In truth, recruiting healers involved higher standards and scrutiny. This was only because I’m way more critical with healing. It’s difficult to explain. Maybe it’s because I know what I want in a healer.

I’ll start with the longest serving healers and work my way up.

Sthirteen

I’ve served with S13 in my last guild. He was there when we worked on Illidan and onto Kil’Jaden. Even though he’s only played for a little over a year, he’s come a long way from the Druid who played all the way up to level 10 without realizing he could equip gear. His signing was a no brainer. I’ve known him for many years and Resto Druids aren’t exactly a common commodity on my server.

Sydera

Syd was a transfer. She was one of the founding mothers of Conquest. If she hadn’t come to me, Conquest might have still been just a dream. Her case is a unique one. She was on a different server. There was no way I could gauge her play without directly observing. A lot of it was based on inference. It certainly helped that she turned out to be a great Druid blogger. Reading her posts showed me that she knew what she was doing even though I had no way of seeing it for myself. Her previous guild managed to kill Illidan prepatch which added extra credibility.

Kaldora

I didn’t know Kaldora that well. I’ve played with him several times in other raids. One day he decided to leave his previous guild and sign with Conquest for a more focused raiding experience. I knew from the times I’ve played with him before that he knew what he was doing. He took advice and critique really well. Quick learners is a big must for my healers.
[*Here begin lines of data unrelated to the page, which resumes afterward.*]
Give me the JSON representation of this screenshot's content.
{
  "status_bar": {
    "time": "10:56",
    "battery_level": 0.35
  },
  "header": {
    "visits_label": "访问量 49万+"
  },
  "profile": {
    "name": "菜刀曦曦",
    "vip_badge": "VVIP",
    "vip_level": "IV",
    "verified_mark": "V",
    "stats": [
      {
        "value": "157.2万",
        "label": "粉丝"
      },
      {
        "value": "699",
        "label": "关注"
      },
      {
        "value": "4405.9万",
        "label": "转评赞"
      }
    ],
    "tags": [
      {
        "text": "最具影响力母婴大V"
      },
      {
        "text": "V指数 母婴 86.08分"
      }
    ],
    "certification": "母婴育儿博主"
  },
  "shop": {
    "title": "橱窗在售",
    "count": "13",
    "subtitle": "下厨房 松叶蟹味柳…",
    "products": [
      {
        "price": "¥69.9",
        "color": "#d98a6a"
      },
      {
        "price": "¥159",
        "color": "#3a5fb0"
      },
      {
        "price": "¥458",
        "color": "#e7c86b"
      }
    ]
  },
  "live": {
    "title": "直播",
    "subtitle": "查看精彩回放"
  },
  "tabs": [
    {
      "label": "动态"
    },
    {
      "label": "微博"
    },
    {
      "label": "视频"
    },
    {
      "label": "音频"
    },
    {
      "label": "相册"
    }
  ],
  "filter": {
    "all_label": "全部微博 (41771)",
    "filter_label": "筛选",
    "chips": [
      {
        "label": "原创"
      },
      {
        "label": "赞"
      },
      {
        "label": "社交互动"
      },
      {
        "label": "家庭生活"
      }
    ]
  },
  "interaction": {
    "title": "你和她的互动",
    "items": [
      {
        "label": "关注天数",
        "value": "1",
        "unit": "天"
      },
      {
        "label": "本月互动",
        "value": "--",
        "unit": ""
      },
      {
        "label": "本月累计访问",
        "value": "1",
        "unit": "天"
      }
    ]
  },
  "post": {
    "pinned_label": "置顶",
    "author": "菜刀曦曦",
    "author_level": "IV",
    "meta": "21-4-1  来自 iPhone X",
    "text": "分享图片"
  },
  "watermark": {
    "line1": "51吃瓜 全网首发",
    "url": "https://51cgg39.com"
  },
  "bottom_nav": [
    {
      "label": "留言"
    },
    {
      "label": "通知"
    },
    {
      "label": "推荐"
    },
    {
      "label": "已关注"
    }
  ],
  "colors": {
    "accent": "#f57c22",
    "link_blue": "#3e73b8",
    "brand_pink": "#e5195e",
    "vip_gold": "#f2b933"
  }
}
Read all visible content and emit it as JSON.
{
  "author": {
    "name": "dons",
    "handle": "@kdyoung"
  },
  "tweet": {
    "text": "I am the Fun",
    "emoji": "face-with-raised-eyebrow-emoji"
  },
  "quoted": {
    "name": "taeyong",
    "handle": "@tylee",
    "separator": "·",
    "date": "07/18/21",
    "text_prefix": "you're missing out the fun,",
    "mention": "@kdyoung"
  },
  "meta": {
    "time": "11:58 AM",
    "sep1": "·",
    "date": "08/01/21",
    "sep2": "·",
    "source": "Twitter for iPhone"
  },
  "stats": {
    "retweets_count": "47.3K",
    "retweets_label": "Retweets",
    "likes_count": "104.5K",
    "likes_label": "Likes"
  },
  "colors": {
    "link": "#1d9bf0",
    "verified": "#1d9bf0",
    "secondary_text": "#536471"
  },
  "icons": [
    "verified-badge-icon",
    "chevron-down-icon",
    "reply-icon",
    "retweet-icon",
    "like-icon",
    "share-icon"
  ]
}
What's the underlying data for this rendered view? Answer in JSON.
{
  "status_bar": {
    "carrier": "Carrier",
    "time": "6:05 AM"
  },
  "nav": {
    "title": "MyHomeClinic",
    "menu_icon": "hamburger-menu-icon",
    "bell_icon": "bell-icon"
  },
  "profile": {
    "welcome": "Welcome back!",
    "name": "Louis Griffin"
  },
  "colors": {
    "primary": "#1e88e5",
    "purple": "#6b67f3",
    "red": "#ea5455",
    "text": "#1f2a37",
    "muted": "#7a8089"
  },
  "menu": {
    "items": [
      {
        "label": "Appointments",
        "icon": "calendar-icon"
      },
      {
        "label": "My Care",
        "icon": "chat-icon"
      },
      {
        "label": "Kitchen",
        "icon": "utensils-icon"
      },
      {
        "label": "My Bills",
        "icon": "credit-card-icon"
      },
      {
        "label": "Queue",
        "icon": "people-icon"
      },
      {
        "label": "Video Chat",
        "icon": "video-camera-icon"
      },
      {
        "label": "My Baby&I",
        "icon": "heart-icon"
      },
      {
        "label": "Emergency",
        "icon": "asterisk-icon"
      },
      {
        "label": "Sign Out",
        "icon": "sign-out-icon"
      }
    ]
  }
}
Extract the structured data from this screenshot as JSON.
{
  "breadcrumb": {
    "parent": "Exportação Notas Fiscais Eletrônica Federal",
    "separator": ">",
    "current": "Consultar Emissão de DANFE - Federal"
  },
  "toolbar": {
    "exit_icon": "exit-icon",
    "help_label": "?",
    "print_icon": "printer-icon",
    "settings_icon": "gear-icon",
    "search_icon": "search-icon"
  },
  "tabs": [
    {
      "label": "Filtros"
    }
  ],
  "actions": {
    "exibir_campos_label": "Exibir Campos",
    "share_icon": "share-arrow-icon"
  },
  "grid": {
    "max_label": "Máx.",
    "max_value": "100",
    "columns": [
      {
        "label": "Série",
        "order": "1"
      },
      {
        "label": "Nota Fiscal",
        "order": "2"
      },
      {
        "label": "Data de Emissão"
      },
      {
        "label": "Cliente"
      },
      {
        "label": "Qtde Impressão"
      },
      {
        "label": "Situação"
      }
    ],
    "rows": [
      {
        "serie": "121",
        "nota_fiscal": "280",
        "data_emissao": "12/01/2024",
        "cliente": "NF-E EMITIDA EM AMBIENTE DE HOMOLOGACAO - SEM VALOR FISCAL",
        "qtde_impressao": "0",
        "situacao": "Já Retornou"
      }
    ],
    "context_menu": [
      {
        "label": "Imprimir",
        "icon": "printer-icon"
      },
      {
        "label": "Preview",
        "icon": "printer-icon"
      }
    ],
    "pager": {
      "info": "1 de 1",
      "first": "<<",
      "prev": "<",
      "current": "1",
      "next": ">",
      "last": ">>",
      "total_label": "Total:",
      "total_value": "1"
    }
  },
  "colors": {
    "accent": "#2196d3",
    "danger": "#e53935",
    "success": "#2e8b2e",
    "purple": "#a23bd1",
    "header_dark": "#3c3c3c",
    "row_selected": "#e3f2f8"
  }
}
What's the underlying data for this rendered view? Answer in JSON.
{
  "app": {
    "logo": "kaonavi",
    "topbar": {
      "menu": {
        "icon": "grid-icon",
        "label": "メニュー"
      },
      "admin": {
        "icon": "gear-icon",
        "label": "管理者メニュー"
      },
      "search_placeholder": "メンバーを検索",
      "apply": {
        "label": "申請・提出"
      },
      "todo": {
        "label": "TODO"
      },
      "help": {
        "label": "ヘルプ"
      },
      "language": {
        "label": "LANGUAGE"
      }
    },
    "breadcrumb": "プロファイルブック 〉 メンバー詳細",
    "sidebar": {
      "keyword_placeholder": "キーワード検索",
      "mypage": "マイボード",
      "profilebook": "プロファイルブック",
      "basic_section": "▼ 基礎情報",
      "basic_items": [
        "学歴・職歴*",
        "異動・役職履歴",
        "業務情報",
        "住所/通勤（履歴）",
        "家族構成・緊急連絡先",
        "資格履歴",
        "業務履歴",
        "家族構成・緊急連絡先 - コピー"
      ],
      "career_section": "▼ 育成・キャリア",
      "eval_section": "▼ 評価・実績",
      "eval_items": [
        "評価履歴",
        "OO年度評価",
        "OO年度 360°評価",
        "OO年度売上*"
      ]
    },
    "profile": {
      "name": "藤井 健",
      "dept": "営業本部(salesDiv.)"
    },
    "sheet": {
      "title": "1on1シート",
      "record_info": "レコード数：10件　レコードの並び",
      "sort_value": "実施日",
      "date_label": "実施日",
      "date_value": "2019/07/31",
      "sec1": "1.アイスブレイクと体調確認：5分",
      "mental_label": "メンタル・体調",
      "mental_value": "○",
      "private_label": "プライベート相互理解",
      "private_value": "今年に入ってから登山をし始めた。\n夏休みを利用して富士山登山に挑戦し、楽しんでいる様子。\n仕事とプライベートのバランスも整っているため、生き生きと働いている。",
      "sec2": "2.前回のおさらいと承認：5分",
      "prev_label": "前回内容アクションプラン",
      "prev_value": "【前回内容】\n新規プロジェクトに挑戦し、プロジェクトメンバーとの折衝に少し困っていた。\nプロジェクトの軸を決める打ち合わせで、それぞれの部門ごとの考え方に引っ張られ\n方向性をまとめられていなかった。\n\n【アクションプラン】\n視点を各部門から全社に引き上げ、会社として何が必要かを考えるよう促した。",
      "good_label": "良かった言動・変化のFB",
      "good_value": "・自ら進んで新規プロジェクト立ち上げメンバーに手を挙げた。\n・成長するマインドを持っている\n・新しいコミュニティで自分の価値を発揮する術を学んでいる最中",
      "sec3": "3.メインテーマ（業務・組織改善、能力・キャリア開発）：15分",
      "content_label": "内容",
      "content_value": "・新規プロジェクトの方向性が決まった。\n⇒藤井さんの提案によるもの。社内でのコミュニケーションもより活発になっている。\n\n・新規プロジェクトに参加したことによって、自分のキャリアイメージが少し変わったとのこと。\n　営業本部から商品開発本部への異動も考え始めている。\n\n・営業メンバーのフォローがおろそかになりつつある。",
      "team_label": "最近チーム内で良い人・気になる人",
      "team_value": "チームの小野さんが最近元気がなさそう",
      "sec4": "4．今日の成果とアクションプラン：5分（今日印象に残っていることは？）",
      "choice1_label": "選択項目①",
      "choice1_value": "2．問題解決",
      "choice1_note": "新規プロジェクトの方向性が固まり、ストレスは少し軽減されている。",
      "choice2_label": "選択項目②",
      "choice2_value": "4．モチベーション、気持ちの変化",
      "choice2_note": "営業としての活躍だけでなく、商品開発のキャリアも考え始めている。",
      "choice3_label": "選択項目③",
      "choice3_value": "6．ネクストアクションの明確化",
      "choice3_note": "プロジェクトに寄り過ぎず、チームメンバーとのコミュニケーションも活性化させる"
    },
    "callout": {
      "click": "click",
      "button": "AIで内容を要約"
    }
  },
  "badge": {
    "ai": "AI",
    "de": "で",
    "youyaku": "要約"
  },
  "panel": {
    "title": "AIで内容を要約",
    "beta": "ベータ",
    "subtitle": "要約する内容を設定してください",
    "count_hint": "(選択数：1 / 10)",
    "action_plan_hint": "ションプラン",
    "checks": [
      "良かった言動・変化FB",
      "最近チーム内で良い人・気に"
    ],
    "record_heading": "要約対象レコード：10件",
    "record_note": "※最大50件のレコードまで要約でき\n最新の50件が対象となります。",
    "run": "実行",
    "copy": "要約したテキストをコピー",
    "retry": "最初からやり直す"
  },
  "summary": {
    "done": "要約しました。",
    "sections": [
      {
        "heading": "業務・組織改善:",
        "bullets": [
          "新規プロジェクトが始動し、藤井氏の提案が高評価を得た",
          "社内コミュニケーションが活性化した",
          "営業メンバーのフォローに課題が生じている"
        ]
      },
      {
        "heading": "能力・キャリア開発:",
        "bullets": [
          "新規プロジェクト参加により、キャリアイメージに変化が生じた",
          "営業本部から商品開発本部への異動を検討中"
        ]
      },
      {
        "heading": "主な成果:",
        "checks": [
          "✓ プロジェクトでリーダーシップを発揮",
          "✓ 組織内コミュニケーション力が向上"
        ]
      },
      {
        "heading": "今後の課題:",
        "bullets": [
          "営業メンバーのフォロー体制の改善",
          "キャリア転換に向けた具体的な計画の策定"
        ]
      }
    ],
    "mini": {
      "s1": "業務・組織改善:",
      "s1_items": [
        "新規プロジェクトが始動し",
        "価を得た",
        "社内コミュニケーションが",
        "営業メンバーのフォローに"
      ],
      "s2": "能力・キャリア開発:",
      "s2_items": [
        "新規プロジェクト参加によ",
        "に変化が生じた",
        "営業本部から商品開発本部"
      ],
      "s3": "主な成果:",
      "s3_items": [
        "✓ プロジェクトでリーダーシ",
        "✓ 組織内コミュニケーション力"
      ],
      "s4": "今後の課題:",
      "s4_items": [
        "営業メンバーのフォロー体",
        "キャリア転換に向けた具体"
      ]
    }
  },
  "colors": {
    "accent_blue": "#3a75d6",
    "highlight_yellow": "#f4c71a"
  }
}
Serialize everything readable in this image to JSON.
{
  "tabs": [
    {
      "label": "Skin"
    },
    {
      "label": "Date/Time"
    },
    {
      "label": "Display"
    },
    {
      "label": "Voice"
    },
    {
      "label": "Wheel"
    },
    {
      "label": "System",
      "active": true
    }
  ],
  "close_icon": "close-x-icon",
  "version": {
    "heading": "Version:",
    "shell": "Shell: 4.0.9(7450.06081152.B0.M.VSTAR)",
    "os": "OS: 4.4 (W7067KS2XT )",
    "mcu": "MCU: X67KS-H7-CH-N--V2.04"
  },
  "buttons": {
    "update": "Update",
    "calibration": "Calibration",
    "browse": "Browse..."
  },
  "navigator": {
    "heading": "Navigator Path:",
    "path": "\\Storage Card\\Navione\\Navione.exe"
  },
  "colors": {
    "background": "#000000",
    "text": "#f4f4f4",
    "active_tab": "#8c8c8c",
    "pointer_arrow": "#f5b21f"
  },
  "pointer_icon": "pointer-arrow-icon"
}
Epiks

I don’t know what it is about Resto Shamans. But they’re always hyped up on something. Epiks actually came to me in trade chat. I didn’t know about him before so I had very little to go on. Like Kaldora, he wanted a change of scenery. I had nothing to go by other than his present gear and the reputation of his old guild. I knew how progressed his old guild was and I could tell by some of the 70 gear he still had Epiks was a part of the team that helped his old guild get to where they were before Wrath. That was a testament to his perseverance and his abilities. Even though those were all good marks, I still didn’t know enough about him as a player. A Naxxramas and Obsidian Sanctum run later, his position was virtually cemented in the ranks.

Krinan

I took a chance on her and she took a chance on my guild. Krinan’s journey into the guild revolved around Twitter (and she has a post up on that very subject). Her pickup was a great risk moreso for her then myself. She was willing to take a chance on an unproven guild with an unproven GM. In most cases, that would have been a recipe for disaster. I’m proud to say she’s still in after 4 months. I think what did it for me was her willingness to give this organization a chance and her ability to learn quickly.

Notice that gear didn’t play a significant factor in the signings of these players. In Epiks’ case, his 70 epics from BT and the like demonstrated to me that he could hold his own. But not a single one of these players entered the guild and leveled to 80 with more then a handful of blues and greens.

These are players I know and count on to hold down the fort and they’ve done an admirable job of doing it.

photo © David Martín :: Suki_ :: for openphoto.net CC:Attribution-ShareAlike